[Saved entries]
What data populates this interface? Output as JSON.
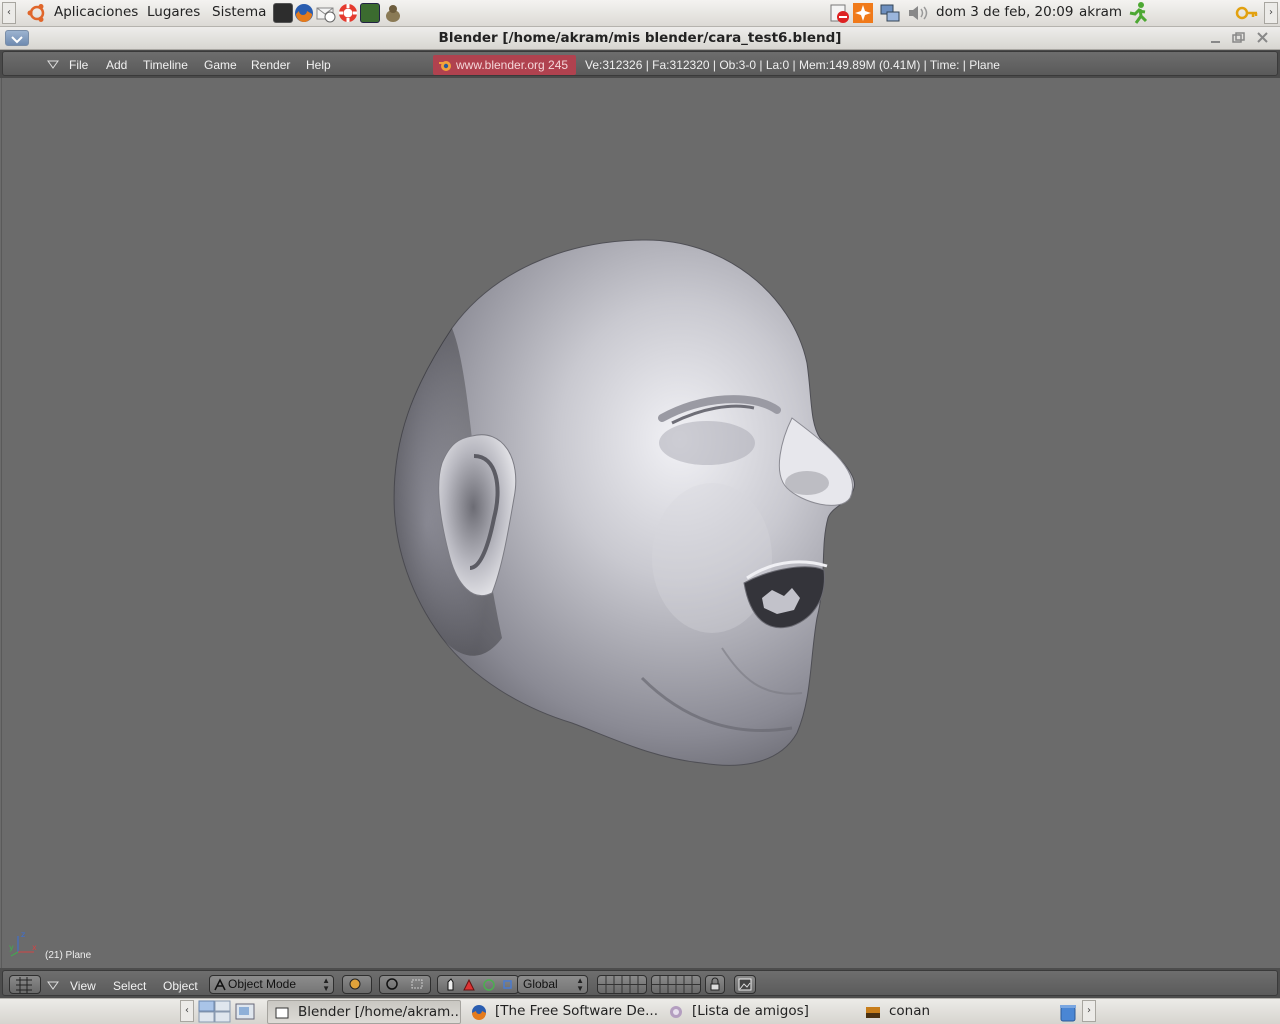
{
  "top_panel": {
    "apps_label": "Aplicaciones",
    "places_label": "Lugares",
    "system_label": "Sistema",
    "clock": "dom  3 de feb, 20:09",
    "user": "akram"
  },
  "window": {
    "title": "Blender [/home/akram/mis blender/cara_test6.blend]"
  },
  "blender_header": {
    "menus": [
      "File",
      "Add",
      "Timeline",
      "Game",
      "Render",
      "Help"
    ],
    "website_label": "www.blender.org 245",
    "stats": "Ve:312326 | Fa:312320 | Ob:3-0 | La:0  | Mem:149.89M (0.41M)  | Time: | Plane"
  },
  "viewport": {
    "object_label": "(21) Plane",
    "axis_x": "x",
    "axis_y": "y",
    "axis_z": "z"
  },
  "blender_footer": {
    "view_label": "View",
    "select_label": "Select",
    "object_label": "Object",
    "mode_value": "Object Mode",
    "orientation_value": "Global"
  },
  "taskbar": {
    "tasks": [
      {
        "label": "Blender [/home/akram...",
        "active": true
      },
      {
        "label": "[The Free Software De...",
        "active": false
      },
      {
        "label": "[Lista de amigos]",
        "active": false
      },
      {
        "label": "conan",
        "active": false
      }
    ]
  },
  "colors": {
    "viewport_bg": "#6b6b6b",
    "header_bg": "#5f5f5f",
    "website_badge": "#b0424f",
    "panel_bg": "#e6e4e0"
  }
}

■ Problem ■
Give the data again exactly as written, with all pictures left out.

■ Solution to this task ■
What data populates this interface? Output as JSON.
{
  "top_panel": {
    "apps_label": "Aplicaciones",
    "places_label": "Lugares",
    "system_label": "Sistema",
    "clock": "dom  3 de feb, 20:09",
    "user": "akram"
  },
  "window": {
    "title": "Blender [/home/akram/mis blender/cara_test6.blend]"
  },
  "blender_header": {
    "menus": [
      "File",
      "Add",
      "Timeline",
      "Game",
      "Render",
      "Help"
    ],
    "website_label": "www.blender.org 245",
    "stats": "Ve:312326 | Fa:312320 | Ob:3-0 | La:0  | Mem:149.89M (0.41M)  | Time: | Plane"
  },
  "viewport": {
    "object_label": "(21) Plane",
    "axis_x": "x",
    "axis_y": "y",
    "axis_z": "z"
  },
  "blender_footer": {
    "view_label": "View",
    "select_label": "Select",
    "object_label": "Object",
    "mode_value": "Object Mode",
    "orientation_value": "Global"
  },
  "taskbar": {
    "tasks": [
      {
        "label": "Blender [/home/akram...",
        "active": true
      },
      {
        "label": "[The Free Software De...",
        "active": false
      },
      {
        "label": "[Lista de amigos]",
        "active": false
      },
      {
        "label": "conan",
        "active": false
      }
    ]
  },
  "colors": {
    "viewport_bg": "#6b6b6b",
    "header_bg": "#5f5f5f",
    "website_badge": "#b0424f",
    "panel_bg": "#e6e4e0"
  }
}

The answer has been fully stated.